══ Supplied information

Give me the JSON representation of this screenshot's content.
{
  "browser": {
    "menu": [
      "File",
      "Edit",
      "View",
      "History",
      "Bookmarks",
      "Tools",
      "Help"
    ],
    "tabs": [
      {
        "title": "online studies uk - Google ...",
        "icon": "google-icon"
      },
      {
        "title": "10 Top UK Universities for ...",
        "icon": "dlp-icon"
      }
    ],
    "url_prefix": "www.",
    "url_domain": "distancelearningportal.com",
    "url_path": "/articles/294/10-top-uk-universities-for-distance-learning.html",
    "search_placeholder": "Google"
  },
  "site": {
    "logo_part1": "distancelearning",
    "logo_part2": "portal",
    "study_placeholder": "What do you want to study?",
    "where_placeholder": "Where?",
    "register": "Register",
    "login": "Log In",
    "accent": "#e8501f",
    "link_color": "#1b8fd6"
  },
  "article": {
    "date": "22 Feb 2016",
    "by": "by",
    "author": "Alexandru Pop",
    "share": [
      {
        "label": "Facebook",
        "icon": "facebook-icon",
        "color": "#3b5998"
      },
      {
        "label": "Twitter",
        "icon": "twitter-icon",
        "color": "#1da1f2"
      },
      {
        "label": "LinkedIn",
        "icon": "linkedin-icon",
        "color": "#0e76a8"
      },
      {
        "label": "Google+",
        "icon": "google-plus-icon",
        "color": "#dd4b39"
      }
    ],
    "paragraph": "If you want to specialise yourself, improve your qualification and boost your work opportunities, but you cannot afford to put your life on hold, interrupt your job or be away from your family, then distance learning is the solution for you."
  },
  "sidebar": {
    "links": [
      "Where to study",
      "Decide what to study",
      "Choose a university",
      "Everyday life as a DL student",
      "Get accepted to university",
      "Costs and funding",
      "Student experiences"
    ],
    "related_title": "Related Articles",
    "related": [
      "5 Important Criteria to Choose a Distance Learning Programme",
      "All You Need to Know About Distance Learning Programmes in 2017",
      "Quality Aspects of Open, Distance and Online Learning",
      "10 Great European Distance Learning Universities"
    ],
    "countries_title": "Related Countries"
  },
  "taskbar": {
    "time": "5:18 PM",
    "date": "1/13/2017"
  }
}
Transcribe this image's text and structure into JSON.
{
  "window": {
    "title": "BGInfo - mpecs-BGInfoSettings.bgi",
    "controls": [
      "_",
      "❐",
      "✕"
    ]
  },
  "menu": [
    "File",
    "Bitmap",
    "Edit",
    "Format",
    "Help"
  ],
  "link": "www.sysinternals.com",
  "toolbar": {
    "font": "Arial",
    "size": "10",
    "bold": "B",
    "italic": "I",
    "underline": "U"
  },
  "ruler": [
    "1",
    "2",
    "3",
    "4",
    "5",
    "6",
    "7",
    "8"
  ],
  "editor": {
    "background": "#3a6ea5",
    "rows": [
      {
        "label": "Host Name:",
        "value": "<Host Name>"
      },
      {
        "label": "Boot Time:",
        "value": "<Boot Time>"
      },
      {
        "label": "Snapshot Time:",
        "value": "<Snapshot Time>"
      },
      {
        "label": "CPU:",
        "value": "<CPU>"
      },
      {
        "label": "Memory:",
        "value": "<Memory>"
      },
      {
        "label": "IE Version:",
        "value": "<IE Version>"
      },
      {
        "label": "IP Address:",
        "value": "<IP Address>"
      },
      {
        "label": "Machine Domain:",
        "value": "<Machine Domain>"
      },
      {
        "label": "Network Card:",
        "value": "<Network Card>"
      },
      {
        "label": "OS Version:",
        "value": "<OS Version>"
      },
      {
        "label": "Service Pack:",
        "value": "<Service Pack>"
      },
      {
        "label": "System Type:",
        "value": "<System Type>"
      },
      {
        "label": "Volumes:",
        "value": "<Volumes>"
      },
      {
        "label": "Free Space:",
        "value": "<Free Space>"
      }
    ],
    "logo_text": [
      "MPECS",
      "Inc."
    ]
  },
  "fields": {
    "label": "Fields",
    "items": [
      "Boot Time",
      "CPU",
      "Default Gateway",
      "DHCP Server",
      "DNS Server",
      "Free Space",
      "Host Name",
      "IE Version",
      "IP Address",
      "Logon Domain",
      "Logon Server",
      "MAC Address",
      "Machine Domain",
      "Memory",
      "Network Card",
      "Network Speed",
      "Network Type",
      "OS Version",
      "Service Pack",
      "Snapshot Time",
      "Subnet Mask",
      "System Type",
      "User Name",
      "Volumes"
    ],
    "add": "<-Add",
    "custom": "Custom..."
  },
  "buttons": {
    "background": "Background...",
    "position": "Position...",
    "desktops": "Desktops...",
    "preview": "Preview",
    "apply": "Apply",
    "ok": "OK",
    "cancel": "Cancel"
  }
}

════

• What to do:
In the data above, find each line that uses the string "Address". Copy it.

• Solution to this exercise:
        "label": "IP Address:",
        "value": "<IP Address>"
      "IP Address",
      "MAC Address",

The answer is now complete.